What are your gifts? Please share! Sharing is a gift! Also, if you liked this post, you may want to check out: http://mercymatters.net/2014/09/04/one-word-you-need-in-your-life-right-now/
There is so much information about the mass shooting in Texas. I read one news article about how 8 people in a single family were killed during the Texas shooting at First Baptist Church. It said that one of the child-victims had won an award at the 4-H Club the day before. It was just a small detail. The article didn’t even identify the gender of the child.
This morning I was in a particularly good mood and for some reason this made me think of that child. I thought how happy she must have been to win an award. I imagined the light it must have brought to her face despite the forthcoming darkness that would reign from a hail of bullets the very next day. I thought of her mother, who was also killed, and all the busying mothers do on Saturdays. I imagined her pride and joy in her child’s accomplishment, along with all the ordinary things she did that day.
It seemed strange to associate my happy mood with any aspect of this tragedy – even if it was an event that preceded it. But such are the times we live in when our hearts are expected to endure such unfathomable evil and unimaginable suffering when they were meant for love and mercy. It makes everything feel a little wonky and wayward.
After all, how are we supposed to reconcile this? Do we just move on in our busyness? Do we lose ourselves in sorrow? Do we harden our hearts and seek the sinister? Do we blame, criticize, and cajole to push our politics and preferences in an attempt to bring ‘good’ from this tragedy?
Likely, the response for many includes some version of the above.
I didn’t intend to write about it. There is no need to belabor this tragedy by pouring out a litany of raw emotion. Most of us share the same horror, grief, and feelings of helplessness.
Lamenting on how horrific it is, exploring the magnitude of loss and grief, mental illness and gun control, and politics and policies feels cliché. It’s not that these things don’t matter or that the time isn’t right for such discussions. But somehow, all of that feels like a distraction. It takes the humanity out of it.
Our humanity is made to love, create families, cherish children, respect life, and worship God. By all accounts, the victims of this mass shooting seemed to be embracing the best of our humanity.
That’s what I want to remember.
I don’t want to dwell on the evil that must exist to execute such devastation. I don’t think I could ever understand it. It’s an aberration of what we were created for and an abomination that calls into question the evolution of our collective humanity.
I was in a happy mood today.
I don’t say that with any irreverence to this tragedy, but because it made me think of it. It made me think of that child, her family, and how they spent their last full day on earth. They died a dark, undeserved death but they lived the light of humanity reminding us of simple Saturdays, sacred Sundays, and legacies of love that outlive the notoriety of a mass shooting and the hype of such horrors.
For all of us trying to live the best of our creation, that light shines on. Certainly, that makes me happy.
If you are willing to share how you intend to let your light shine as a legacy to those who died while representing the best of our humanity, please comment below.
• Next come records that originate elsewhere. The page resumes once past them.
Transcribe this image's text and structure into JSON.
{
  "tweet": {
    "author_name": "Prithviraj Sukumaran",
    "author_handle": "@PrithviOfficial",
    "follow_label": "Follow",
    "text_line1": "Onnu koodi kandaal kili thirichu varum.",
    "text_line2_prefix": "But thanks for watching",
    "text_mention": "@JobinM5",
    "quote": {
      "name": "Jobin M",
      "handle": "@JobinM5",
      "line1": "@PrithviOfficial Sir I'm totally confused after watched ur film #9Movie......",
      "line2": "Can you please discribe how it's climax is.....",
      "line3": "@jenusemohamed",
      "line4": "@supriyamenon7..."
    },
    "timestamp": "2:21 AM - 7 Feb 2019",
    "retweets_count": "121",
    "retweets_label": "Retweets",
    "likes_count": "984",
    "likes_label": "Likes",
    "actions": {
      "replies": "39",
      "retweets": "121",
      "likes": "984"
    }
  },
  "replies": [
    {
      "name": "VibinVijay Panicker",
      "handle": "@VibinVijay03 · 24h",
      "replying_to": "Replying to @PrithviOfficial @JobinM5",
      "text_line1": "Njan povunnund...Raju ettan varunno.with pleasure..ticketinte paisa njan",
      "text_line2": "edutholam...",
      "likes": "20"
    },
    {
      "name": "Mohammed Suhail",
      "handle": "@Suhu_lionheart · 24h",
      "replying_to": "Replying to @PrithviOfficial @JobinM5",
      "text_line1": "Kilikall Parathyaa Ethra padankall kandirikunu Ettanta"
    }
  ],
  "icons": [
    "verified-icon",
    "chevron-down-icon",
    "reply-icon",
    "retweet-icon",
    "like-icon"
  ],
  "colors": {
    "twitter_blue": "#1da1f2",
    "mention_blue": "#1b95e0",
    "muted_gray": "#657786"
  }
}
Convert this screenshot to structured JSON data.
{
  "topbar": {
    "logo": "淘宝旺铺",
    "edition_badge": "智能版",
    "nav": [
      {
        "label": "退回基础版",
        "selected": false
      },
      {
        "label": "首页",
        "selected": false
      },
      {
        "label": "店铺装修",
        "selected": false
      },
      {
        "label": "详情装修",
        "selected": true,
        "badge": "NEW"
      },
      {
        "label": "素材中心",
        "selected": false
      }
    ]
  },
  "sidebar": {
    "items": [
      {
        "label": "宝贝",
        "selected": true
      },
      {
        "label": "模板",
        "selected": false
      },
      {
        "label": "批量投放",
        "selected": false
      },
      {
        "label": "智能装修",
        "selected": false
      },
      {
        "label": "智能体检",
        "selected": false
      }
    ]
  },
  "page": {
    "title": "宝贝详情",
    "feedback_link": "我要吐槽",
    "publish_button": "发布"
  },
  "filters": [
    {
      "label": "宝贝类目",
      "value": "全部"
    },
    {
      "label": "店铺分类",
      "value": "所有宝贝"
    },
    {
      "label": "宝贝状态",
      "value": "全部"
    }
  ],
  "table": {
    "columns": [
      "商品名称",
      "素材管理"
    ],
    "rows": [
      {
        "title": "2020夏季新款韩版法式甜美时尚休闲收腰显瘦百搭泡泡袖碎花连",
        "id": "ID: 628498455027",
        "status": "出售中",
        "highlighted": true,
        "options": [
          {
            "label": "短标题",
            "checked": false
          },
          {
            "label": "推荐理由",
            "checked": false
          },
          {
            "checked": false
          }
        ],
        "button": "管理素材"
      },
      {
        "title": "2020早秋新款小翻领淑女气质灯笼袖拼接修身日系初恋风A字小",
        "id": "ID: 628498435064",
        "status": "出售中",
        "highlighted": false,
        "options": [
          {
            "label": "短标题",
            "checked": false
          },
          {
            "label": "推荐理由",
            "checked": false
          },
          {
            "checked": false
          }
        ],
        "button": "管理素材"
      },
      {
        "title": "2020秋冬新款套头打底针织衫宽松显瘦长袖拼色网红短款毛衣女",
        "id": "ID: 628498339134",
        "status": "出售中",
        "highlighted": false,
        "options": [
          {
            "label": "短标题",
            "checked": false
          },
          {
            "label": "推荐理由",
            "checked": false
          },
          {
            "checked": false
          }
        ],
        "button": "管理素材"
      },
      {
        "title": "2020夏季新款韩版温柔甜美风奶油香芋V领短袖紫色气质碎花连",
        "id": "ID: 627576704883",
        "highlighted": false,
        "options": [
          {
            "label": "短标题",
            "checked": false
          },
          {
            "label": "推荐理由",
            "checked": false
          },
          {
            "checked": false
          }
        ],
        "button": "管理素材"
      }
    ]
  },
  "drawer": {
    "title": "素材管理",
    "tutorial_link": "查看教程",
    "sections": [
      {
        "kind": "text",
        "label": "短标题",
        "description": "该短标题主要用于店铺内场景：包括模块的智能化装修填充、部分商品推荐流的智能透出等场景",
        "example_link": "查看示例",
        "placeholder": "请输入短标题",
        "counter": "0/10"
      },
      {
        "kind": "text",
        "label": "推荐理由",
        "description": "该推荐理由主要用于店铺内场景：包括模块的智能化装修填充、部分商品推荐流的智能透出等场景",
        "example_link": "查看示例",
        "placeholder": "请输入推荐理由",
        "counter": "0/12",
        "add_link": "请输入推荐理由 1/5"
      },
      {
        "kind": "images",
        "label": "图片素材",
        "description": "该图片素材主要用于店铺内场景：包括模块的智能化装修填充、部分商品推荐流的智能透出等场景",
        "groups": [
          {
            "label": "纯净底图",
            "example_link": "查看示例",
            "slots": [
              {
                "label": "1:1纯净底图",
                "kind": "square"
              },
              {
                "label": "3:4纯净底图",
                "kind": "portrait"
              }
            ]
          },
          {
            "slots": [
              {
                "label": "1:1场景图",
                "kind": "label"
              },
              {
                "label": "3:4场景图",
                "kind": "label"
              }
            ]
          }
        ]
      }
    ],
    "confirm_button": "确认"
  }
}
We could all use a little extra happiness right now.
If you need a little hope, this might help: http://mercymatters.net/2014/09/19/heaven-is-for-re…-is-for-miracles/
To read more on the family killed: https://www.today.com/news/3-generations-holcombe-family-killed-texas-church-shooting-t118500